[Recorded data]
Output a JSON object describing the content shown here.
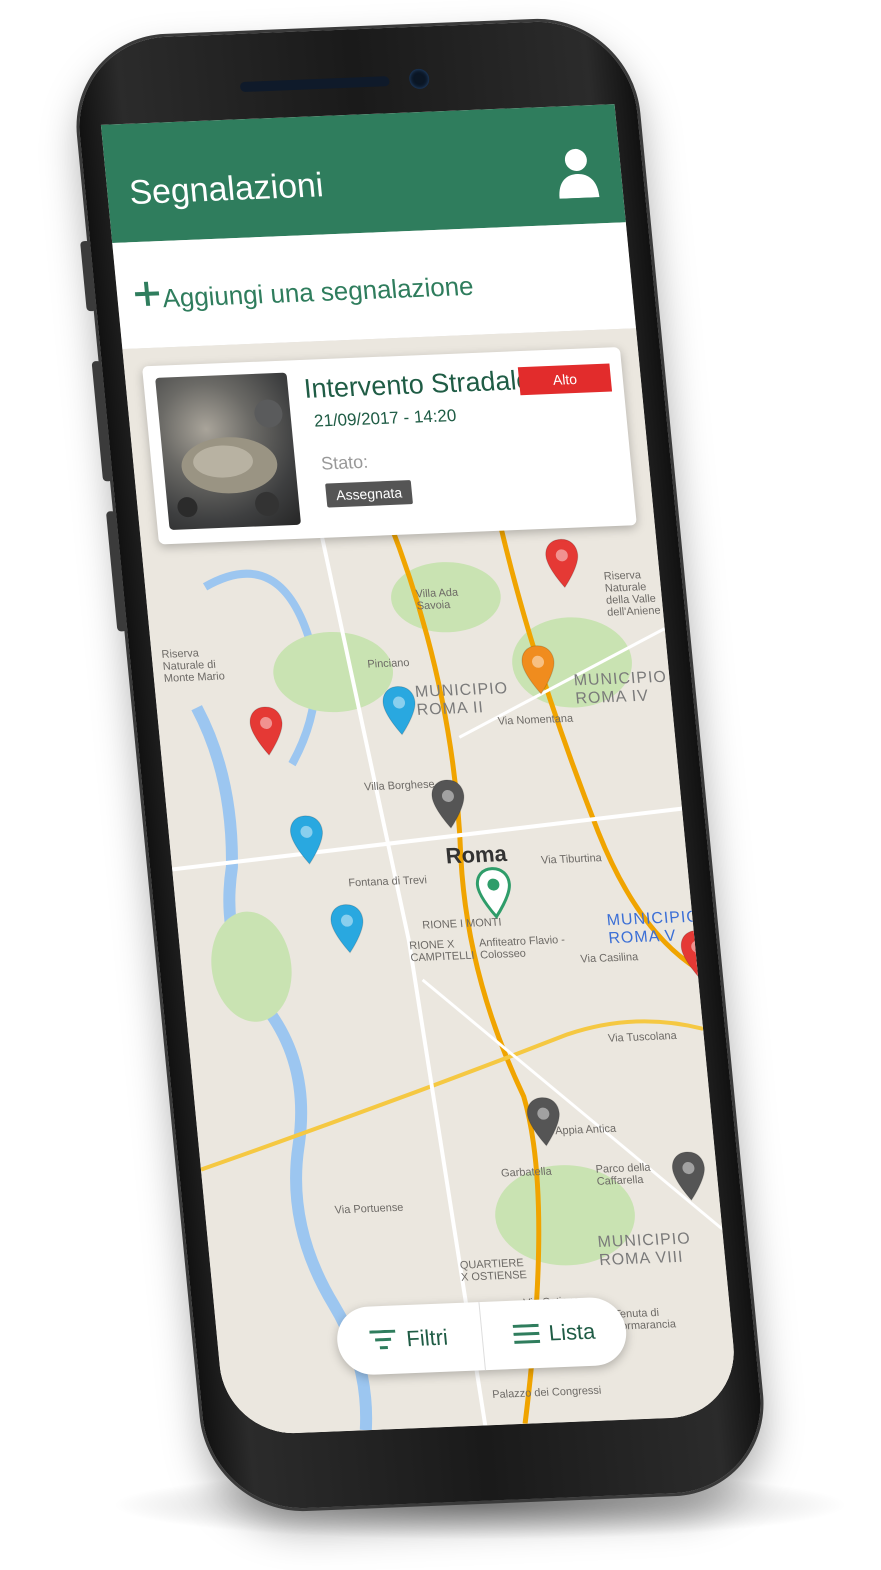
{
  "header": {
    "title": "Segnalazioni",
    "user_icon": "user-icon"
  },
  "actions": {
    "add_label": "Aggiungi una segnalazione"
  },
  "card": {
    "title": "Intervento Stradale",
    "datetime": "21/09/2017 - 14:20",
    "status_label": "Stato:",
    "status_value": "Assegnata",
    "priority": "Alto"
  },
  "map": {
    "labels": {
      "villa_ada": "Villa Ada Savoia",
      "pinciano": "Pinciano",
      "municipio_ii": "MUNICIPIO ROMA II",
      "municipio_iv": "MUNICIPIO ROMA IV",
      "villa_borghese": "Villa Borghese",
      "roma": "Roma",
      "fontana_trevi": "Fontana di Trevi",
      "rione_monti": "RIONE I MONTI",
      "campitelli": "RIONE X CAMPITELLI",
      "colosseo": "Anfiteatro Flavio - Colosseo",
      "municipio_v": "MUNICIPIO ROMA V",
      "garbatella": "Garbatella",
      "caffarella": "Parco della Caffarella",
      "municipio_viii": "MUNICIPIO ROMA VIII",
      "ostiense": "QUARTIERE X OSTIENSE",
      "tormarancia": "Tenuta di Tormarancia",
      "riserva_aniene": "Riserva Naturale della Valle dell'Aniene",
      "riserva_monte_mario": "Riserva Naturale di Monte Mario",
      "via_casilina": "Via Casilina",
      "via_nomentana": "Via Nomentana",
      "via_tiburtina": "Via Tiburtina",
      "via_tuscolana": "Via Tuscolana",
      "via_appia": "Via Appia Antica",
      "via_portuense": "Via Portuense",
      "via_ostiense": "Via Ostiense",
      "palazzo_congressi": "Palazzo dei Congressi"
    },
    "pins": [
      {
        "color": "#e53935"
      },
      {
        "color": "#e53935"
      },
      {
        "color": "#f08c1e"
      },
      {
        "color": "#29a8e0"
      },
      {
        "color": "#29a8e0"
      },
      {
        "color": "#29a8e0"
      },
      {
        "color": "#555555"
      },
      {
        "color": "#ffffff"
      },
      {
        "color": "#e53935"
      },
      {
        "color": "#555555"
      },
      {
        "color": "#555555"
      }
    ]
  },
  "bottom_bar": {
    "filters_label": "Filtri",
    "list_label": "Lista"
  },
  "colors": {
    "primary": "#2f7d5d",
    "priority_high": "#e22c2c",
    "status_badge": "#555555"
  }
}
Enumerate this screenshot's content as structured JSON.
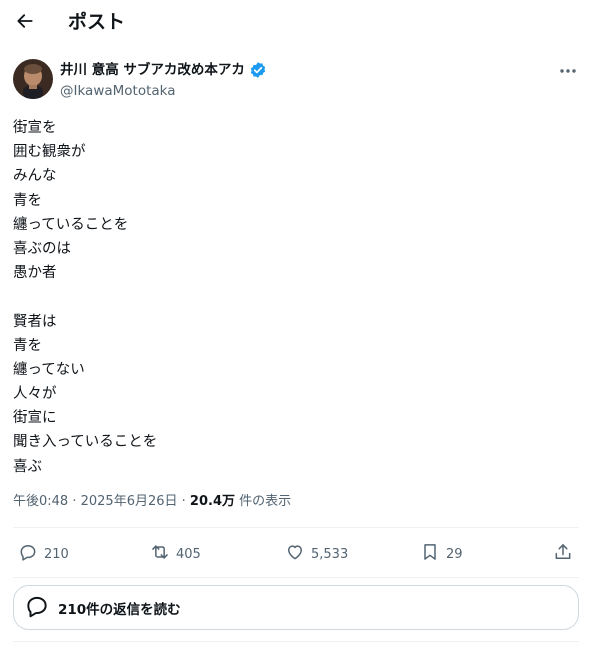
{
  "header": {
    "title": "ポスト"
  },
  "author": {
    "name": "井川 意高 サブアカ改め本アカ",
    "handle": "@IkawaMototaka",
    "verified": true
  },
  "post": {
    "lines": [
      "街宣を",
      "囲む観衆が",
      "みんな",
      "青を",
      "纏っていることを",
      "喜ぶのは",
      "愚か者",
      "",
      "賢者は",
      "青を",
      "纏ってない",
      "人々が",
      "街宣に",
      "聞き入っていることを",
      "喜ぶ"
    ]
  },
  "meta": {
    "time": "午後0:48",
    "date": "2025年6月26日",
    "views": "20.4万",
    "views_label": "件の表示"
  },
  "actions": {
    "reply_count": "210",
    "repost_count": "405",
    "like_count": "5,533",
    "bookmark_count": "29"
  },
  "replies_button": {
    "label": "210件の返信を読む"
  },
  "colors": {
    "verified": "#1d9bf0",
    "muted": "#536471",
    "text": "#0f1419"
  }
}
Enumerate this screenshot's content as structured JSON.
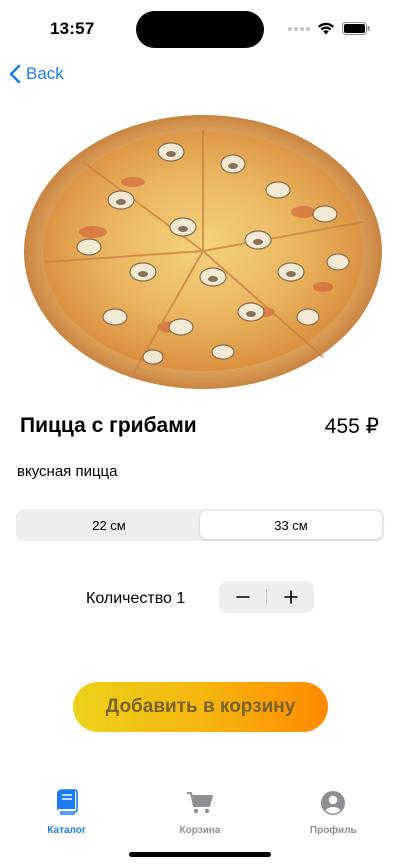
{
  "status_bar": {
    "time": "13:57"
  },
  "nav": {
    "back_label": "Back"
  },
  "product": {
    "title": "Пицца с грибами",
    "price": "455 ₽",
    "description": "вкусная пицца",
    "image_icon": "pizza-image"
  },
  "size_selector": {
    "options": [
      "22 см",
      "33 см"
    ],
    "selected": "33 см"
  },
  "quantity": {
    "label": "Количество 1",
    "value": 1
  },
  "add_to_cart": {
    "label": "Добавить в корзину"
  },
  "tab_bar": {
    "tabs": [
      {
        "label": "Каталог",
        "icon": "book-icon",
        "active": true
      },
      {
        "label": "Корзина",
        "icon": "cart-icon",
        "active": false
      },
      {
        "label": "Профиль",
        "icon": "profile-icon",
        "active": false
      }
    ]
  },
  "colors": {
    "accent": "#1a7cf5",
    "inactive": "#8e8e93",
    "button_gradient_start": "#ecd21a",
    "button_gradient_end": "#ff8a00",
    "button_text": "#79622d"
  }
}
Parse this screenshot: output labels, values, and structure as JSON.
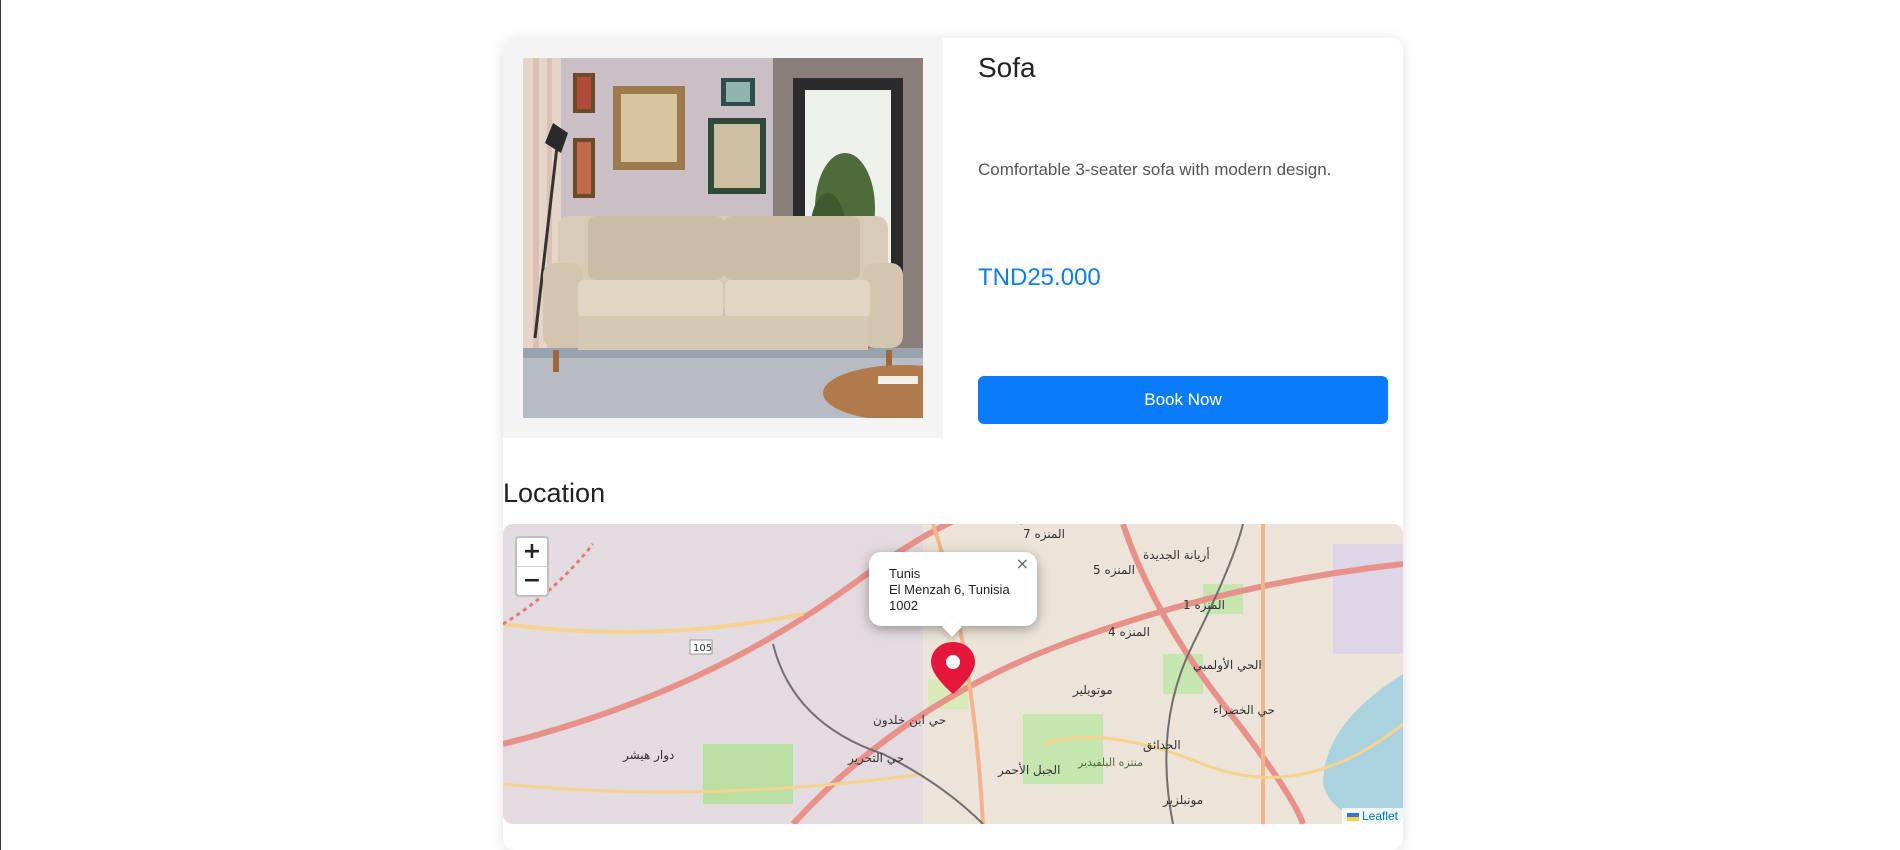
{
  "product": {
    "title": "Sofa",
    "description": "Comfortable 3-seater sofa with modern design.",
    "price": "TND25.000",
    "book_label": "Book Now"
  },
  "location": {
    "heading": "Location"
  },
  "map": {
    "zoom_in": "+",
    "zoom_out": "−",
    "popup": {
      "line1": "Tunis",
      "line2": "El Menzah 6, Tunisia",
      "line3": "1002",
      "close": "×"
    },
    "attribution": "Leaflet",
    "labels": [
      "المنزه 7",
      "المنزه 5",
      "أريانة الجديدة",
      "المنزه 1",
      "المنزه 4",
      "الحي الأولمبي",
      "حي الخضراء",
      "دوار هيشر",
      "حي ابن خلدون",
      "حي التحرير",
      "الجبل الأحمر",
      "منتزه البلفيدير",
      "موتويلير",
      "الحدائق",
      "مونبلزير",
      "105"
    ]
  },
  "colors": {
    "accent": "#0a7cfa",
    "price": "#0d7cf2",
    "marker": "#e4173b"
  }
}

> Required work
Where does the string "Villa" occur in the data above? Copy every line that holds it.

> Written answer
      "villa_ada": "Villa Ada Savoia",
      "villa_borghese": "Villa Borghese",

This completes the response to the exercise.